(Extracted records)
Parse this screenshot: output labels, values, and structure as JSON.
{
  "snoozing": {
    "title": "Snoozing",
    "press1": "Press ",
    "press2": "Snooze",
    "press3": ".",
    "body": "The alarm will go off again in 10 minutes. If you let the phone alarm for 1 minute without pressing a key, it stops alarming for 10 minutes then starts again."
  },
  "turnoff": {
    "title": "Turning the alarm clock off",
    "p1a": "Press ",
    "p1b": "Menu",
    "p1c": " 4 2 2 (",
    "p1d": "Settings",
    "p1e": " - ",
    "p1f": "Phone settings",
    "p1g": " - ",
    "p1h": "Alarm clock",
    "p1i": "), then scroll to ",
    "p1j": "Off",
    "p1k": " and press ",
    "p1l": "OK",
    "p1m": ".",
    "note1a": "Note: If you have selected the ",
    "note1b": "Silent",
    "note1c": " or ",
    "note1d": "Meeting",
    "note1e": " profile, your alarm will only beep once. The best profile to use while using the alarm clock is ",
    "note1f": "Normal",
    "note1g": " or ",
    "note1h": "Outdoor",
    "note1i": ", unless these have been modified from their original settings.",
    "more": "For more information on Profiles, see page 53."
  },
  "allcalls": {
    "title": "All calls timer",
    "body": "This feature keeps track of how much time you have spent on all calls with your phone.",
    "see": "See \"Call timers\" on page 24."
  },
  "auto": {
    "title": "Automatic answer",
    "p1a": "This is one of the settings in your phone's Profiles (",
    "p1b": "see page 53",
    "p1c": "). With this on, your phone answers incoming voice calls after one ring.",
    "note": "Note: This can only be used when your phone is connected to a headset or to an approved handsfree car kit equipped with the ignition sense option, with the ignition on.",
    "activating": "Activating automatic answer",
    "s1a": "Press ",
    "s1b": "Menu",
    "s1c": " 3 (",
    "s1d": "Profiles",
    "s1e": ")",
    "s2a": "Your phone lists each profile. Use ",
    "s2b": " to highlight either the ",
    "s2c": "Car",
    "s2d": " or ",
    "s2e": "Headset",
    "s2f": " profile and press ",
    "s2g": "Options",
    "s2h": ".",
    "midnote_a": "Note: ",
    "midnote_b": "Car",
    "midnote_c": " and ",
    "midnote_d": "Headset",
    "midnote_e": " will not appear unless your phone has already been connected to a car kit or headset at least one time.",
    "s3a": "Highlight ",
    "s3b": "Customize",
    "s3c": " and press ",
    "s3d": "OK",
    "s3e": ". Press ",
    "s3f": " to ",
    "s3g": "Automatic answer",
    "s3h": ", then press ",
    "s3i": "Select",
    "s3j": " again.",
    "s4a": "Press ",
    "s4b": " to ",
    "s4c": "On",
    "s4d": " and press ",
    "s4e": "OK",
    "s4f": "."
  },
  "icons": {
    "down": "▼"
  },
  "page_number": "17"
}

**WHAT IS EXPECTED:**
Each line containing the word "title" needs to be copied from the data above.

**EXERCISE RESULT:**
    "title": "Snoozing",
    "title": "Turning the alarm clock off",
    "title": "All calls timer",
    "title": "Automatic answer",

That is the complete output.